WOUNDS and BURNS
GOALS OF WOUND MANAGEMENT:
Achieve hemorrhage control (haemostasis)
Minimize risk of infection
Promote optimal healing
Reduce discomfort and minimize disability
Minimize loss of function
Optimize cosmetic outcome
Refer for definitive care when needed
Evacuation: Consider: Related to patient comfort and logistical considerations- should be considered for any patient
showing signs of localised infection Rapid: Any patient with signs of systemic infection
WOUND ASSESSMENT: What kind of dirt is it...???
● CLEAN: a simple wound (eg: cut produced by a blade) in an area of the body with low bacterial count, treated shortly after the wound occurred.
● DIRTY: a wound in an area with a high bacterial count (eg, axilla, groin) or presenting late (approx 48 hours after wounding)
● CONTAMINATED: a wound impregnated with organic soil (swamps, jungle), fecal material, or a wound already infected.
WOUND ASSESSMENT: What’s in there...???
● It’s important to consider the characteristics of wound debris before cleaning.
● LARGE PARTICLES: without electrical charge (eg: glass, gravel) are largely inert
and unlikely to contribute to wound infection or to impair healing
● ORGANIC SOILS: (eg: swamp, jungle) hold ionic charge and interfere markedly with
leukocyte function = less bacteria required to start an infection!
● DIRT: has soil and silica in it- both cause inflammatory responses!
● FAECAL MATTER: high bacterial content = need to dilute and remove ASAP
● MARINE: sea water has a high bacterial count = need to clean with fresh water
WOUND CLEANING: How and with what...?
● Irrigate, Irrigate....Irrigate!
● High-pressure irrigation (6–12 psi) is recommended to lower wound infection rates (especially in the case of open fractures).
● Irrigation should be performed as quickly as possible after the incident.
● In a wilderness setting, potable water is the preferred solution for wound irrigation.
● If irrigation is performed, additives SHOULD NOT be used (eg: betadine, iodine, etc)
● Additives may be added for post-care for irrigated wounds that are considered contaminated.
A BURN is any injury caused by heat, cold, electricity, chemicals, gases, friction and radiation (including sunlight). [ARC 2016]
CLASSIFICATION: assess/classify the depth:
● SUPERFICIAL: redness, swelling, possible blisters
● PARTIAL THICKNESS: redness, swelling, blisters, severe pain
● FULL THICKNESS: charring/blackness, “leathery appearance” no pain
TOTAL BODY SURFACE AREA ASSESSMENT (TBSA):
● Rule of 9’s Diagram Below
● Rule of Palms ( The Patient hand represents 1% of their TBSA)

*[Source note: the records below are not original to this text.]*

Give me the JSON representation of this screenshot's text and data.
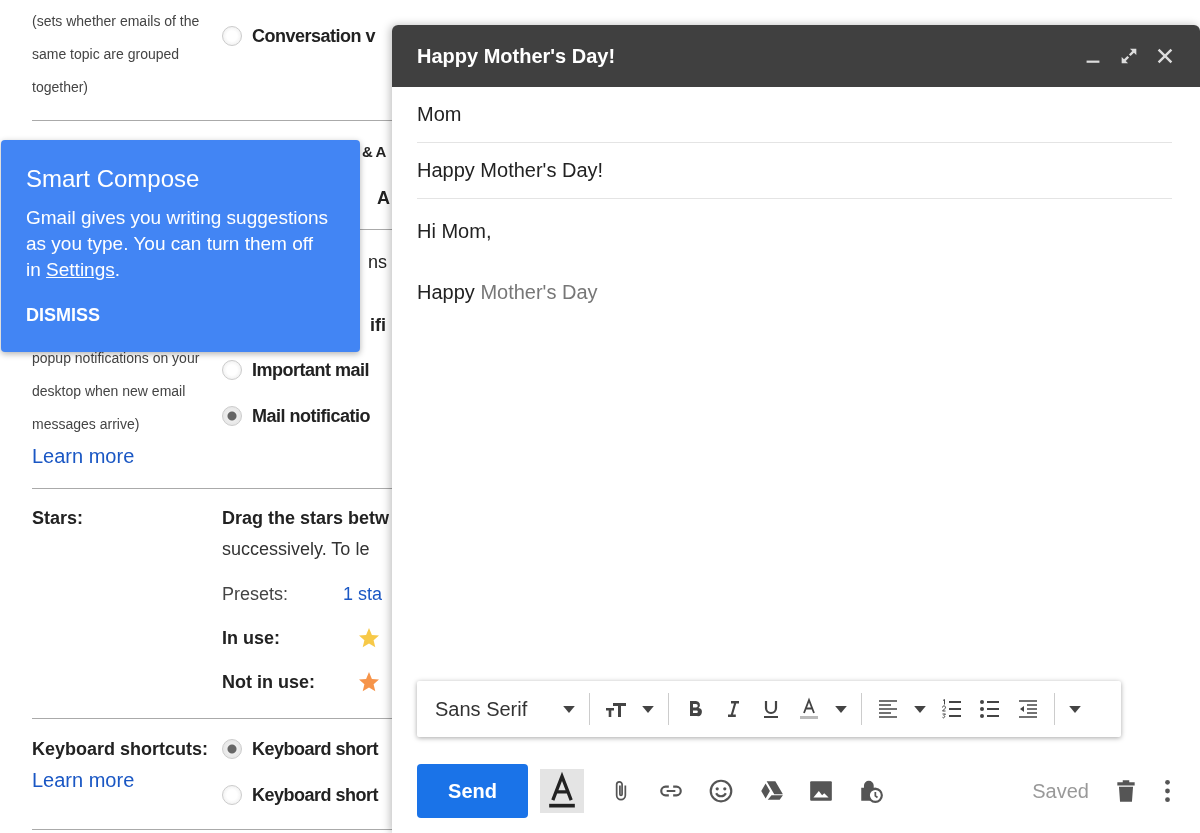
{
  "settings": {
    "conversation": {
      "description_lines": [
        "(sets whether emails of the",
        "same topic are grouped",
        "together)"
      ],
      "options": [
        {
          "label": "Conversation v",
          "selected": false
        }
      ]
    },
    "fragments_top": [
      "& A",
      "A"
    ],
    "fragments_mid": [
      "ns",
      "ifi"
    ],
    "notifications": {
      "description_lines": [
        "popup notifications on your",
        "desktop when new email",
        "messages arrive)"
      ],
      "learn_more": "Learn more",
      "options": [
        {
          "label": "Important mail",
          "selected": false
        },
        {
          "label": "Mail notificatio",
          "selected": true
        }
      ]
    },
    "stars": {
      "label": "Stars:",
      "instruction_bold": "Drag the stars betw",
      "instruction": "successively. To le",
      "presets_label": "Presets:",
      "preset": "1 sta",
      "rows": [
        {
          "label": "In use:",
          "color": "#f7c948"
        },
        {
          "label": "Not in use:",
          "color": "#f6944a"
        }
      ]
    },
    "keyboard": {
      "label": "Keyboard shortcuts:",
      "learn_more": "Learn more",
      "options": [
        {
          "label": "Keyboard short",
          "selected": true
        },
        {
          "label": "Keyboard short",
          "selected": false
        }
      ]
    }
  },
  "popup": {
    "title": "Smart Compose",
    "body_before": "Gmail gives you writing suggestions as you type. You can turn them off in ",
    "link": "Settings",
    "body_after": ".",
    "button": "DISMISS"
  },
  "compose": {
    "title": "Happy Mother's Day!",
    "to": "Mom",
    "subject": "Happy Mother's Day!",
    "greeting": "Hi Mom,",
    "typed": "Happy",
    "suggestion": "Mother's Day",
    "toolbar": {
      "font": "Sans Serif"
    },
    "send": "Send",
    "status": "Saved"
  }
}
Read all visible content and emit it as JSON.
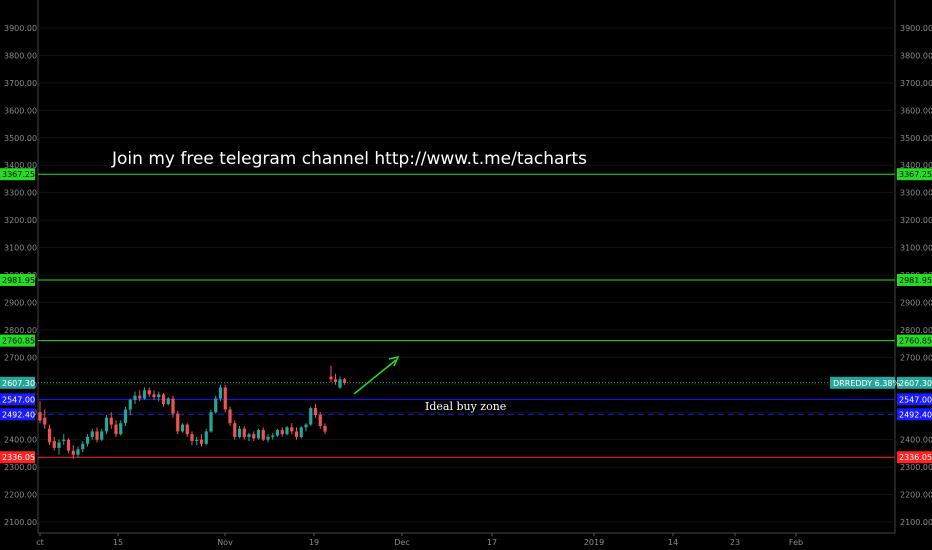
{
  "chart_data": {
    "type": "candlestick",
    "yticks": [
      "2100.00",
      "2200.00",
      "2300.00",
      "2400.00",
      "2500.00",
      "2600.00",
      "2700.00",
      "2800.00",
      "2900.00",
      "3000.00",
      "3100.00",
      "3200.00",
      "3300.00",
      "3400.00",
      "3500.00",
      "3600.00",
      "3700.00",
      "3800.00",
      "3900.00"
    ],
    "ylim": [
      2080,
      3940
    ],
    "xticks": [
      "ct",
      "15",
      "Nov",
      "19",
      "Dec",
      "17",
      "2019",
      "14",
      "23",
      "Feb"
    ],
    "candles": [
      [
        2500,
        2540,
        2460,
        2470
      ],
      [
        2480,
        2510,
        2440,
        2455
      ],
      [
        2440,
        2455,
        2380,
        2390
      ],
      [
        2395,
        2410,
        2360,
        2370
      ],
      [
        2370,
        2400,
        2345,
        2390
      ],
      [
        2395,
        2420,
        2380,
        2400
      ],
      [
        2400,
        2405,
        2350,
        2360
      ],
      [
        2360,
        2380,
        2330,
        2345
      ],
      [
        2345,
        2375,
        2335,
        2365
      ],
      [
        2365,
        2395,
        2355,
        2385
      ],
      [
        2385,
        2420,
        2375,
        2410
      ],
      [
        2410,
        2440,
        2400,
        2430
      ],
      [
        2430,
        2445,
        2390,
        2400
      ],
      [
        2400,
        2440,
        2395,
        2430
      ],
      [
        2430,
        2490,
        2420,
        2480
      ],
      [
        2480,
        2500,
        2440,
        2455
      ],
      [
        2455,
        2470,
        2410,
        2420
      ],
      [
        2420,
        2470,
        2415,
        2460
      ],
      [
        2460,
        2520,
        2450,
        2510
      ],
      [
        2510,
        2550,
        2490,
        2545
      ],
      [
        2545,
        2575,
        2530,
        2560
      ],
      [
        2560,
        2580,
        2540,
        2550
      ],
      [
        2550,
        2590,
        2545,
        2580
      ],
      [
        2580,
        2590,
        2555,
        2565
      ],
      [
        2565,
        2580,
        2545,
        2555
      ],
      [
        2555,
        2575,
        2540,
        2565
      ],
      [
        2565,
        2570,
        2520,
        2530
      ],
      [
        2530,
        2555,
        2525,
        2550
      ],
      [
        2550,
        2560,
        2480,
        2495
      ],
      [
        2495,
        2505,
        2420,
        2430
      ],
      [
        2430,
        2460,
        2425,
        2455
      ],
      [
        2455,
        2460,
        2410,
        2420
      ],
      [
        2420,
        2430,
        2380,
        2395
      ],
      [
        2395,
        2410,
        2380,
        2400
      ],
      [
        2400,
        2420,
        2375,
        2385
      ],
      [
        2385,
        2440,
        2380,
        2430
      ],
      [
        2430,
        2510,
        2425,
        2500
      ],
      [
        2500,
        2560,
        2495,
        2550
      ],
      [
        2550,
        2600,
        2540,
        2590
      ],
      [
        2590,
        2600,
        2500,
        2510
      ],
      [
        2510,
        2520,
        2450,
        2460
      ],
      [
        2460,
        2470,
        2400,
        2410
      ],
      [
        2410,
        2450,
        2405,
        2440
      ],
      [
        2440,
        2450,
        2400,
        2410
      ],
      [
        2410,
        2425,
        2395,
        2420
      ],
      [
        2420,
        2430,
        2395,
        2405
      ],
      [
        2405,
        2440,
        2400,
        2435
      ],
      [
        2435,
        2445,
        2395,
        2400
      ],
      [
        2400,
        2420,
        2390,
        2410
      ],
      [
        2410,
        2425,
        2400,
        2415
      ],
      [
        2415,
        2440,
        2410,
        2435
      ],
      [
        2435,
        2445,
        2410,
        2420
      ],
      [
        2420,
        2450,
        2415,
        2445
      ],
      [
        2445,
        2460,
        2420,
        2430
      ],
      [
        2430,
        2445,
        2400,
        2410
      ],
      [
        2410,
        2450,
        2405,
        2445
      ],
      [
        2445,
        2460,
        2430,
        2455
      ],
      [
        2455,
        2520,
        2450,
        2515
      ],
      [
        2515,
        2530,
        2480,
        2490
      ],
      [
        2490,
        2500,
        2440,
        2450
      ],
      [
        2450,
        2460,
        2420,
        2430
      ],
      [
        2630,
        2670,
        2610,
        2620
      ],
      [
        2620,
        2640,
        2600,
        2610
      ],
      [
        2590,
        2630,
        2585,
        2620
      ],
      [
        2620,
        2625,
        2600,
        2607
      ]
    ],
    "lines": [
      {
        "value": 3367.25,
        "label": "3367.25",
        "color": "#22dd22",
        "style": "solid"
      },
      {
        "value": 2981.95,
        "label": "2981.95",
        "color": "#22dd22",
        "style": "solid"
      },
      {
        "value": 2760.85,
        "label": "2760.85",
        "color": "#22dd22",
        "style": "solid"
      },
      {
        "value": 2607.3,
        "label": "2607.30",
        "color": "#26a69a",
        "style": "dotted"
      },
      {
        "value": 2547.0,
        "label": "2547.00",
        "color": "#1a1aff",
        "style": "solid"
      },
      {
        "value": 2492.4,
        "label": "2492.40",
        "color": "#1a1aff",
        "style": "dashed"
      },
      {
        "value": 2336.05,
        "label": "2336.05",
        "color": "#ff2222",
        "style": "solid"
      }
    ],
    "symbol_label": "DRREDDY 6.38%",
    "colors": {
      "up": "#26a69a",
      "down": "#ef5350",
      "grid": "#1a1a1a",
      "axis": "#555555",
      "arrow": "#22dd22"
    }
  },
  "annotations": {
    "telegram": "Join my free telegram channel http://www.t.me/tacharts",
    "buy_zone": "Ideal buy zone"
  }
}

COOL: use the cleanest running water available for a minimum of 20 minutes. Let pain be your guide on when to stop.
CLEAR: remove all watches, rings, bracelets. If clothing has become stuck to skin, cut around the burn site- don’t tear it off!
COVER: use cling-wrap (or something similar) to cover the burn site once the cooling process is complete. Apply longitudinally.
Pre-empt onset of shock- treat for environment.
Manage pain- mild analgesia (eg: paracetamol if appropriate) or
impregnated dressings (eg: Burn-Aid)
DO NOT use ice to cool; DO NOT break blisters.
EVACUATION: Consider: Partial thickness burn greater than 10% of TBSA; Any full thickness burn Rapid: Major burns of the hand, face, feet or genitals; burns with inhalation injury; electrical burns; circumferential burns; burns to a medically ill patient